■ What to do
Filter the data for lines with the word "true", then copy every line so identified.

Page and application data records

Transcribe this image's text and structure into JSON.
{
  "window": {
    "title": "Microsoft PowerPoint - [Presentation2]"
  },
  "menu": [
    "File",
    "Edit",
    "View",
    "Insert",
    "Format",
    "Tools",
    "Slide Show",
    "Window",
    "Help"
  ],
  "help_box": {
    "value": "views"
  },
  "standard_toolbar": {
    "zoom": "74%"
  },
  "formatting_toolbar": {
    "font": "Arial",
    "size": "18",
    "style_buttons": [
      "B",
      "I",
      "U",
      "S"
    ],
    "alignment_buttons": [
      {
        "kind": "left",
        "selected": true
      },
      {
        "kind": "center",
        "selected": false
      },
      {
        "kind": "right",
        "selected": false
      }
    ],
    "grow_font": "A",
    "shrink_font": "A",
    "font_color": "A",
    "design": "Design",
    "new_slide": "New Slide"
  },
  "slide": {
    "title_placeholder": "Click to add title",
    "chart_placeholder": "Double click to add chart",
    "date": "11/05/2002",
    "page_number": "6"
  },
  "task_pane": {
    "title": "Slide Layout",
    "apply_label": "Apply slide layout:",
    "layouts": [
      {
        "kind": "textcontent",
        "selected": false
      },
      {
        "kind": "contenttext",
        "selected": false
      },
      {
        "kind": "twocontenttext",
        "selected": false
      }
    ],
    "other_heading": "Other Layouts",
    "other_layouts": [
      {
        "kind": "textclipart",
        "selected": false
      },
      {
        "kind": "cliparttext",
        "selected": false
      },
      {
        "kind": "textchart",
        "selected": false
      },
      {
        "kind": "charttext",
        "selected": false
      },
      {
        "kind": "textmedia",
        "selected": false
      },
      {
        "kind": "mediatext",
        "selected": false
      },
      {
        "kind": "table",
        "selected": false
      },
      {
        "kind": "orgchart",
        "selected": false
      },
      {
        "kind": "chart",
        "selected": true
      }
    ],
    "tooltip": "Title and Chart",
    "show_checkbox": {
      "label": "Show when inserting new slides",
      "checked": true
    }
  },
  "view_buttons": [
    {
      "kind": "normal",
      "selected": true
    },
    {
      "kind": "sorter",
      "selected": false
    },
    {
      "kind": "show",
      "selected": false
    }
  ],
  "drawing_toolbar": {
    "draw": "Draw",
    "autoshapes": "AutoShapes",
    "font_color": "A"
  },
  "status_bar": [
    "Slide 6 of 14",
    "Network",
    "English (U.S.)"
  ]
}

■ Answer for the task
        "selected": true
        "selected": true
      "checked": true
      "selected": true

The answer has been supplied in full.